How the Senate rolls: Lottery system planned to choose district numbersby John Kennedy | March 21st, 2012
The Senate Reapportionment Committee brought out lottery balls in spinning cages Wednesday as senators tried to devise a system where the number of Senate districts would not be seen as favoring certain incumbents.
The Florida Supreme Court declared unconstitutional the Senate’s first attempt at drawing district lines. Among the problems justices found, was district numbering that would have allowed most incumbents to serve for as long as 10 years, which the court said defied the state’s constitutional eight-year term limits.
Reapportionment Chairman Don Gaetz, R-Niceville, advanced the idea of a lottery system to choose district numbers which would determine whether a seat is for a four-year or two-year term this fall.
Most of the committee agreed to the concept. But some questioned the technique.

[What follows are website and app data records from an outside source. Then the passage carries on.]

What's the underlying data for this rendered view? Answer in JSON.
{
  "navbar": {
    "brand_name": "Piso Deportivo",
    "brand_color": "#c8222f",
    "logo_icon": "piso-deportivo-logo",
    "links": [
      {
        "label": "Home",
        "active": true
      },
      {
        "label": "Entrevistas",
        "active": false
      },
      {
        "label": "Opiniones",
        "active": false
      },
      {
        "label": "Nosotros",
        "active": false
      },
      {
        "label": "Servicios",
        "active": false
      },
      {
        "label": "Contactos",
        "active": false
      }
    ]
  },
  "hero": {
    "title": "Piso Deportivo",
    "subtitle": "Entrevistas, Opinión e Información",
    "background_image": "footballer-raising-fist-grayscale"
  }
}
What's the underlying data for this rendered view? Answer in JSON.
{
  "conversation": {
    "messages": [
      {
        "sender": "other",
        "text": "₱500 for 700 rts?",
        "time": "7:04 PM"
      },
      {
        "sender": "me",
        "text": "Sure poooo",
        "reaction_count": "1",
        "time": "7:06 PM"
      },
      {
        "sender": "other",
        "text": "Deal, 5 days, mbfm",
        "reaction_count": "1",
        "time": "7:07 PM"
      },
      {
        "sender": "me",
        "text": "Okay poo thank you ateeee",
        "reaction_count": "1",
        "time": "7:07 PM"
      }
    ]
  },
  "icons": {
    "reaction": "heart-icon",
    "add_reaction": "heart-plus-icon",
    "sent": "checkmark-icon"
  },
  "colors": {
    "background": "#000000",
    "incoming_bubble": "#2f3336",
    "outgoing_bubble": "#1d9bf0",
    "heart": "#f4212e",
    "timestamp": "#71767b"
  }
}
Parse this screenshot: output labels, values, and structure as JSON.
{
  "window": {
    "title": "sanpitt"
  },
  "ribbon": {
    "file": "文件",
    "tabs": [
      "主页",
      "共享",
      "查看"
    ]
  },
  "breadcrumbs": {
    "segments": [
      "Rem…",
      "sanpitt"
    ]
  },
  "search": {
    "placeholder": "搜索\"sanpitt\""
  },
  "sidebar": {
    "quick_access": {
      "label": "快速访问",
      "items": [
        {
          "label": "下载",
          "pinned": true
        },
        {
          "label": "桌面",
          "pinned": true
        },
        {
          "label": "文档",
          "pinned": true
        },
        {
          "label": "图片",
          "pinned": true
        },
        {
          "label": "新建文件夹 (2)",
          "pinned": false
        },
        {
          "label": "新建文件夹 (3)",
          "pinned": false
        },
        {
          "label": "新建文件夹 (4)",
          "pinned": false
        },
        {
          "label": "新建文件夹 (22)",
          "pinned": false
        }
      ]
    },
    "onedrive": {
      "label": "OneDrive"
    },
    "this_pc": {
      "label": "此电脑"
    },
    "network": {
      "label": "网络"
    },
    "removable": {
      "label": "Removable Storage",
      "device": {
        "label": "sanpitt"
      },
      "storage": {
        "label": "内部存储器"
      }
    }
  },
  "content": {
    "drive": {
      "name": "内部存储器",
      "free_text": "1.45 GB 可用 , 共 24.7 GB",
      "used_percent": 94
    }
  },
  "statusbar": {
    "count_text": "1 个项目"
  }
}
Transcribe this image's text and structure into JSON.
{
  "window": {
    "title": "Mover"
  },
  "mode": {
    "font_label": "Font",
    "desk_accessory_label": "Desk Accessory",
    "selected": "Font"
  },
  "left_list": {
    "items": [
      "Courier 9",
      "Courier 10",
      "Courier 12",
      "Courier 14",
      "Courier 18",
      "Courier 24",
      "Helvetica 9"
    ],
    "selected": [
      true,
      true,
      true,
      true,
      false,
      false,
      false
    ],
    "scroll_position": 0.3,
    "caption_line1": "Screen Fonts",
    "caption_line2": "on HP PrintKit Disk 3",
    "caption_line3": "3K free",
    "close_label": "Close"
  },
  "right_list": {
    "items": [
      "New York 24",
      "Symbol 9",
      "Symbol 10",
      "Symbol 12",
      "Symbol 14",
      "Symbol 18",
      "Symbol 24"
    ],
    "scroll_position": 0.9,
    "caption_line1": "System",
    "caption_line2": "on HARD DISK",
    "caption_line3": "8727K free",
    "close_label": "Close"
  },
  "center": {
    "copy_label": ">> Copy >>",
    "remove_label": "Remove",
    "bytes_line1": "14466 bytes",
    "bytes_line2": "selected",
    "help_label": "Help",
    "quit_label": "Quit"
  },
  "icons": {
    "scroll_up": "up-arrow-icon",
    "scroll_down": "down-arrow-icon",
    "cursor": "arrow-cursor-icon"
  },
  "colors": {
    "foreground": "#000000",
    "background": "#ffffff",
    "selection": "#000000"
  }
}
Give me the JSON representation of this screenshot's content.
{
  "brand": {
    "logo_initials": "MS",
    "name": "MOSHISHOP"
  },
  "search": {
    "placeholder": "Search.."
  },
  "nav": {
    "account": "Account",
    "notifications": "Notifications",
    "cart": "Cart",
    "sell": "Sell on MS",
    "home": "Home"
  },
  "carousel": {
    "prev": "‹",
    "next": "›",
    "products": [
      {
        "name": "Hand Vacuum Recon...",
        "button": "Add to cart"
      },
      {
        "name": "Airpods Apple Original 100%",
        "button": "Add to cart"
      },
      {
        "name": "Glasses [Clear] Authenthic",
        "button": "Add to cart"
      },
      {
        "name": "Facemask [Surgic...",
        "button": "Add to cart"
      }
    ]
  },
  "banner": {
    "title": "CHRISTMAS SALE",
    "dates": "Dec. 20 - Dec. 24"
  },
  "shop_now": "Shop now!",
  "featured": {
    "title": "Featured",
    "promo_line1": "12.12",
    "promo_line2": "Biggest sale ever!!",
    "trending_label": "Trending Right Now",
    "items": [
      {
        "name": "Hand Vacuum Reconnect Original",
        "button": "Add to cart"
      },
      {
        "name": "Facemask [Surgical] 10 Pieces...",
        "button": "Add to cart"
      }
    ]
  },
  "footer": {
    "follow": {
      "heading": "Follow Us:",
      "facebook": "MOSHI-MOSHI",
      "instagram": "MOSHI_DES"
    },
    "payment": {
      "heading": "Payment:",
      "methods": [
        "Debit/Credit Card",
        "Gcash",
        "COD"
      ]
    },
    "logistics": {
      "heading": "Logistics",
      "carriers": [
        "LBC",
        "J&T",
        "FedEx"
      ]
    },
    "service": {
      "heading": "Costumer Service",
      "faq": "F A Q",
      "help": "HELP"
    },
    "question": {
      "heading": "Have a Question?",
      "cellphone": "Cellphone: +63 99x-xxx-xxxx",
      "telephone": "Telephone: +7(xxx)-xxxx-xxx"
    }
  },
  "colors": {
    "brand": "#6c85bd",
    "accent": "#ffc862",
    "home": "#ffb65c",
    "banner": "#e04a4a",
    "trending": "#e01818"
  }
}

Sen. David Simmons, R-Maitland, said spinning lottery balls in cages on the Senate floor would disrupt the chamber’s “decorum.” He suggested the lottery be held in the offices of the Senate secretary with videotape rolling.
“We will not have the fanfare, but the integrity of the Senate will be assured,” Simmons said.
But like most issues in the Senate, battle lines quickly emerged. Sen. Jack Latvala, R-Clearwater, said that if the lottery method was used, it was necessary that it be conducted on the Senate floor.
“I believe strongly that whatever we do has to be done on the floor of the Senate in front of God and everyone,” Latvala said.
After a heated debate, the committee has deferred a decision on the numbering system until the redistricting plan goes to the Senate floor.